And tragically, the use of science to support orthodoxy it is not restricted to keyboard warriors and priestly policy-makers. It is alive and well in mainstream science, where scientific method takes years to debunk myth, while those claiming to be scientists but with a vested interest abuse science to achieve personal gain.

I was encouraged recently by comment in both the Pharmaceutical Journal and BMJ on the launch of the first-in-class wonder drug inclisiran. This cholesterol-busting drug has a novel mode of action, interfering with RNA, and it’s claimed that it heralds a therapeutic revolution. There is no doubt from the stage 3 clinical trials that inclisiran is very good at reducing serum cholesterol. Sadly, the trials only compared inclisiran against other cholesterol-lowering drugs and in this respect, it is indeed superior.

The key problem identified by both the team from RCSI Dublin who wrote the BMJ editorial and the pharmacist who wrote a pretty erudite letter to the PJ, is that there is no evidence to date that inclisiran reduces heart disease or death in those treated. What is being challenged, and the data from many studies support this, is that a direct causal link between lowered cholesterol and a reduction in either cardiovascular events or death simply does not exist.

This challenges the medical orthodoxy of 40 years and it is gaining ground. The only cholesterol-lowering drugs that do have an effect are the statins, and it is a modest effect and might be explained by their anti-inflammatory and anti-clotting effects rather than their impact on cholesterol. Interestingly, those scientists who challenge this orthodoxy are often attacked and made to look foolish.

Moving back to Covid-19, the Great Barrington Declaration of 2020 was a statement by a group of eminent scientists and sociologists on the merits of ‘Focused Protection’, keeping a ring of steel around those most at risk of dying from infection; mainly the elderly. It stated that national and regional lockdowns were wrong policy because they were too damaging to society for the small overall gain they achieved.
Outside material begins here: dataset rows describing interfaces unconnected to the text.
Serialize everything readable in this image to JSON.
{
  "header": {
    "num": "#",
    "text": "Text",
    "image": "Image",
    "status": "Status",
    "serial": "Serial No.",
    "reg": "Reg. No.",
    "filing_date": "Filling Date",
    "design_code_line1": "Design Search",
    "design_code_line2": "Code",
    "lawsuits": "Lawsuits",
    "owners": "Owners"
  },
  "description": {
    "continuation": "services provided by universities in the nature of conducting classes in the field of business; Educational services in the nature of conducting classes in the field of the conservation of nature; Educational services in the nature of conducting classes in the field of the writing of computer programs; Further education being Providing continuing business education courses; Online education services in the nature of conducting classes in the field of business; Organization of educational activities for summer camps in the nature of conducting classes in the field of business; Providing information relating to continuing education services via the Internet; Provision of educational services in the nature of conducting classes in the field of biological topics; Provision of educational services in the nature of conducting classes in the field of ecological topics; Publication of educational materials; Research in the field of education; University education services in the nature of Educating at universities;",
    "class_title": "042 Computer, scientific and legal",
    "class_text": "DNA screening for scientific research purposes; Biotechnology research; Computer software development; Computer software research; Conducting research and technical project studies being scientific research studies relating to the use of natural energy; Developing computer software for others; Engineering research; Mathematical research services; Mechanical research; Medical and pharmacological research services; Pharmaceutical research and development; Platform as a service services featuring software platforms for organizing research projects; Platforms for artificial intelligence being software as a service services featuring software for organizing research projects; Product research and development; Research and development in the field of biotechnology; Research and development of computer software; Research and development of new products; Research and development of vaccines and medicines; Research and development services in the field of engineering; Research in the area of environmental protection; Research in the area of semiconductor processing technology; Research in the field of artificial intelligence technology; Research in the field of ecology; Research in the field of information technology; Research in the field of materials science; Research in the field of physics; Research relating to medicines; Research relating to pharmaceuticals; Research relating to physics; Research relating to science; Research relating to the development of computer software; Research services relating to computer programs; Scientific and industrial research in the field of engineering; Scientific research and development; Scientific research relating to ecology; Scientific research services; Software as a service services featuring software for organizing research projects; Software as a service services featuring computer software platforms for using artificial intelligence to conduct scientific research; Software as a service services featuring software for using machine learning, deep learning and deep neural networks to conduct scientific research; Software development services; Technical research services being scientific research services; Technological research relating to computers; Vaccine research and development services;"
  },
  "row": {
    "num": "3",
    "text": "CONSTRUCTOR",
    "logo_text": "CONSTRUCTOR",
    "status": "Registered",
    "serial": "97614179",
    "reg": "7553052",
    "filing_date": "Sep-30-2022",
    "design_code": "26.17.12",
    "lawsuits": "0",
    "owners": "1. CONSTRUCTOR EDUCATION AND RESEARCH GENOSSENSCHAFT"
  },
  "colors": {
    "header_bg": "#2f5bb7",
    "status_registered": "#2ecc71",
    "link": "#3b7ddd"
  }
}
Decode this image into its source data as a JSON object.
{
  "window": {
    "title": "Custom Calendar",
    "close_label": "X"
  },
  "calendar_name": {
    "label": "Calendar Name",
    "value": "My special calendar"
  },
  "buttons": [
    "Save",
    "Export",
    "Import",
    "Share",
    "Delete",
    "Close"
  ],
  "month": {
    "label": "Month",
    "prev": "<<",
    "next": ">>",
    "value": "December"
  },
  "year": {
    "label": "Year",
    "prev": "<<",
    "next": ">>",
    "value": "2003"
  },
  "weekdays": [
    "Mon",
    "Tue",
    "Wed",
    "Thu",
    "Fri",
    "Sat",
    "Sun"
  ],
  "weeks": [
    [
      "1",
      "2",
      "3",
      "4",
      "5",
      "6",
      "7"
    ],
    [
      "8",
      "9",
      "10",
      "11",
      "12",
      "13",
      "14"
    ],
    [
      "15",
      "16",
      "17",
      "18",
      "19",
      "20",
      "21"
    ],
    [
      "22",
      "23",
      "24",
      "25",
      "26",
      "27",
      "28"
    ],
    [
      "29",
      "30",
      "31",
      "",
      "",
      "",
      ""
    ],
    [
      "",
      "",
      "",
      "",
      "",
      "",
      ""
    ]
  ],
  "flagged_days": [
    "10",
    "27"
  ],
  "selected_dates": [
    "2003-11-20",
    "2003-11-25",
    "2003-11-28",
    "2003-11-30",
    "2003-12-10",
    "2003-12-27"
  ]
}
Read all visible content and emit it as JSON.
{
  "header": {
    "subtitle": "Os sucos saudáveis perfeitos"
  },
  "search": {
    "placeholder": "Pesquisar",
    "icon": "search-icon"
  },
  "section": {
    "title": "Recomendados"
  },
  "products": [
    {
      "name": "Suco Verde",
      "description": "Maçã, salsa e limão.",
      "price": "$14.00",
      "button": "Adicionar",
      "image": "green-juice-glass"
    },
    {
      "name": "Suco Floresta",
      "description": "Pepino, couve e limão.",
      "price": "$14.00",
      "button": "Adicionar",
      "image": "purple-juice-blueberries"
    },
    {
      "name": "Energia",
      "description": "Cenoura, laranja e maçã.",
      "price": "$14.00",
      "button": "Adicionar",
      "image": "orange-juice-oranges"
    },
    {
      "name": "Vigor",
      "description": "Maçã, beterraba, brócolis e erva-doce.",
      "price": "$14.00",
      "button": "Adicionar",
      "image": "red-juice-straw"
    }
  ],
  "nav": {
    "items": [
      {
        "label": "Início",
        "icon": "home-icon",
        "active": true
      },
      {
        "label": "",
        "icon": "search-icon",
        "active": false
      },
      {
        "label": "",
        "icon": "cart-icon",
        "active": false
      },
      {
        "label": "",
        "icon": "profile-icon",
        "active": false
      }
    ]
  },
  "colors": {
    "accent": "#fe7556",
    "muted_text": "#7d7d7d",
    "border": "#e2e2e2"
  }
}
Their views are still valid, and history will decide if they were right.

These scientists, however, were victimised by national governments across the globe; some even lost their jobs. They dared challenge the orthodoxy using good science.

Science and scientific method brought to us by the Enlightenment is under serious threat at this juncture in history. Social media is certainly selective with the science and this, sadly, is the world we live in. Many who are ardent anti-vaxxers, for example, freely cherry-pick the views of capable scientists and in doing so, amplify and focus their views through a hardened orthodox lens.

We are all doing this, it seems. We are pretending to be scientific, when we are really abusing science. It’s been a perfect storm of social media, social crisis, and orthodoxy. Misinformation, dangerous and in some cases fatal, is being peddled by those on the loony margins and those in the corridors of power. We may need a new Enlightenment to get us back to basing our policies on real science.


Terry Maguire owns two pharmacies in Belfast. He is an honorary senior lecturer at the School of Pharmacy, Queen’s University Belfast. His research interests include the contribution of community pharmacy to improving public health.